Pregnant women should also make sure to take plenty of breaks, stay hydrated and truly listen to their bodies.

In addition, Disney Parks and Resorts also offers Expectant Moms Programs that provide certain accommodations to pregnant guests, such as a designated “Mommy and Baby Care Center” located in each Disney park.

Early access to character meet and greets and even free ice water, snacks and healthy food options.

If you are pregnant, the best thing to do is check out all the information Disney has to offer regarding the Expectant Moms Program before you go, and take any necessary precautions to ensure a safe and enjoyable visit.

What rides to avoid at Disney if pregnant?

If you are pregnant, you should take caution when riding certain rides at Disney. Gravitational forces and jarring movements can be harmful to your baby and can cause premature labor. The most important rule to remember is if your doctor says you shouldn’t ride something, you shouldn’t.

Generally speaking, you should avoid rides that involve intense motion, including those with fast drops, loops, sharp turns, jerking motions and spinning. Roller coasters should be avoided. Other attractions to skip or moderate involve immersing yourself in water, such as rides in which you might get wet, or ones that take you underwater.

For a complete list of rides to avoid, you can check with your doctor or contact Disney.

In addition to riding attractions, you also want to make sure you stay hydrated and practice good self-care once inside the parks. Make sure you stay cool in the summer and warm during the winter months.

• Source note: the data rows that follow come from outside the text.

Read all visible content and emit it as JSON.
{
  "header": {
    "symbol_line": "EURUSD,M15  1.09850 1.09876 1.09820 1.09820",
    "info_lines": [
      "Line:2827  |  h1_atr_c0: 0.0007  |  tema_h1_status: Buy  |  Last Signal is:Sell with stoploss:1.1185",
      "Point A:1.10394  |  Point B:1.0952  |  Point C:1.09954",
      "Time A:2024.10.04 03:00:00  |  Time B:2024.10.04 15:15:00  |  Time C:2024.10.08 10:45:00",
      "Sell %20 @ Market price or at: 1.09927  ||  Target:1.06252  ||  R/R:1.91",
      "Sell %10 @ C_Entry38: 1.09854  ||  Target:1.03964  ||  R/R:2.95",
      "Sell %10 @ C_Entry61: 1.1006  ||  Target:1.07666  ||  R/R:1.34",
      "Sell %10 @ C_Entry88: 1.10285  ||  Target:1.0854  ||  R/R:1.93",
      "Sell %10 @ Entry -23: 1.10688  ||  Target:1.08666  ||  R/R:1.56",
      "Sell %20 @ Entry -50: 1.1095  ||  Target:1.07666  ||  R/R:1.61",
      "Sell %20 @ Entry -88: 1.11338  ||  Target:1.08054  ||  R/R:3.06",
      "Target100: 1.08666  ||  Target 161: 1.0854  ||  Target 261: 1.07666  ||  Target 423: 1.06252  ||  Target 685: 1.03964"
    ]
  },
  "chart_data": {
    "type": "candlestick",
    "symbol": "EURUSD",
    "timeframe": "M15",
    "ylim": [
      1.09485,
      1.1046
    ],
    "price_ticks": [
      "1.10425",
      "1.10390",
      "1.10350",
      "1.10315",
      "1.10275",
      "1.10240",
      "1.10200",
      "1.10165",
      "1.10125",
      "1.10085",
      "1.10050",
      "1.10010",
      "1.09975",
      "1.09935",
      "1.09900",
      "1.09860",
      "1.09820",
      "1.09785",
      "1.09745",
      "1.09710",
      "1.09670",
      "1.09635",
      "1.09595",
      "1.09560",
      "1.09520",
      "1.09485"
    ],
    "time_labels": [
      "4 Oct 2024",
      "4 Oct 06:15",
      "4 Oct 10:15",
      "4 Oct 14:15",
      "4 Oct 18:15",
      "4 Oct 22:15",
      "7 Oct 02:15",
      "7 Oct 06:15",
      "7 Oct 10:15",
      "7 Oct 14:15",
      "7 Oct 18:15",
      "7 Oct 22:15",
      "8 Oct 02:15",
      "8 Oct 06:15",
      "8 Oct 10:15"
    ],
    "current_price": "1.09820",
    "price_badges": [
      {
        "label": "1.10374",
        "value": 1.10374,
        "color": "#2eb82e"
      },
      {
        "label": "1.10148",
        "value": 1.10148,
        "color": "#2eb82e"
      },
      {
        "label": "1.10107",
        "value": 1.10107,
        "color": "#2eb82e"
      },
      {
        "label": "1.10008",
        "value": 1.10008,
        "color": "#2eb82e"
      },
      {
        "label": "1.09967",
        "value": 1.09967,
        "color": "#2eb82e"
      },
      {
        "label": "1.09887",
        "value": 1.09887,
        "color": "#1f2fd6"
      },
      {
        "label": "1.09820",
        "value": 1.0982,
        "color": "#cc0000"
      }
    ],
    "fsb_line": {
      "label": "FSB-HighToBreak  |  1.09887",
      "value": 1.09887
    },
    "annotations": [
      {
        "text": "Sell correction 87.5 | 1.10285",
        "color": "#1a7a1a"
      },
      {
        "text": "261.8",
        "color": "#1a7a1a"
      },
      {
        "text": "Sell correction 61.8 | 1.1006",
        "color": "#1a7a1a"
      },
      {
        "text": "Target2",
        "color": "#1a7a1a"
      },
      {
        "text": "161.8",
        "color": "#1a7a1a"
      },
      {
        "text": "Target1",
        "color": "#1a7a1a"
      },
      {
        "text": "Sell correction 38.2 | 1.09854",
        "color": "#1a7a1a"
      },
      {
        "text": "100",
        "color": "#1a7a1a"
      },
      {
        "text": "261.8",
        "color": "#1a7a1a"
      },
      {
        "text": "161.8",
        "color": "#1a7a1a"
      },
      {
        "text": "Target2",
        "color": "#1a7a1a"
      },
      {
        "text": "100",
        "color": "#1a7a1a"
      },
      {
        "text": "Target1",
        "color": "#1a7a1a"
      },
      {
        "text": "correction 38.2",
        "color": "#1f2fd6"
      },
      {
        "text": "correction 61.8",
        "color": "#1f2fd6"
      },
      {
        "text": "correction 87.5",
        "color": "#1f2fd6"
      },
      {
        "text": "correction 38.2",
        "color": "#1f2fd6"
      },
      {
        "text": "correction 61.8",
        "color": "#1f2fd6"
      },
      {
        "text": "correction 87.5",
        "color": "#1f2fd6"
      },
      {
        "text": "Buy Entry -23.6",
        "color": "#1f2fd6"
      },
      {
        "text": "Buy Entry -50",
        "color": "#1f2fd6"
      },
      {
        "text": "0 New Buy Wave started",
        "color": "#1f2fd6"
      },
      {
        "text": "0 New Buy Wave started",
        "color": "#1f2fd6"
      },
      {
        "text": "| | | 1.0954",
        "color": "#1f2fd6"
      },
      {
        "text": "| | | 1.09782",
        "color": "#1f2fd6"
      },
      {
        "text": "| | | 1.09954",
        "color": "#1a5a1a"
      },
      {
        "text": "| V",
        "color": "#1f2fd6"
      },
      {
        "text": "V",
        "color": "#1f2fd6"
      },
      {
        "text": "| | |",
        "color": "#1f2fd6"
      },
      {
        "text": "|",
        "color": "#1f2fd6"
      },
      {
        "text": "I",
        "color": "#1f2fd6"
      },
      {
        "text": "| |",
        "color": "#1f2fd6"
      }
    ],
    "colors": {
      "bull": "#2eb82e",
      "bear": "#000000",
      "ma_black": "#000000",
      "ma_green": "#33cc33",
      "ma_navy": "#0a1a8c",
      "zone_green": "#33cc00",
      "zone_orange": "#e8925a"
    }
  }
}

Rest stops inside the parks or outside the parks can help with this. Also, be aware of enclosed or tight spaces in certain attractions and make sure you take regular breaks to make sure you are not feeling unwell.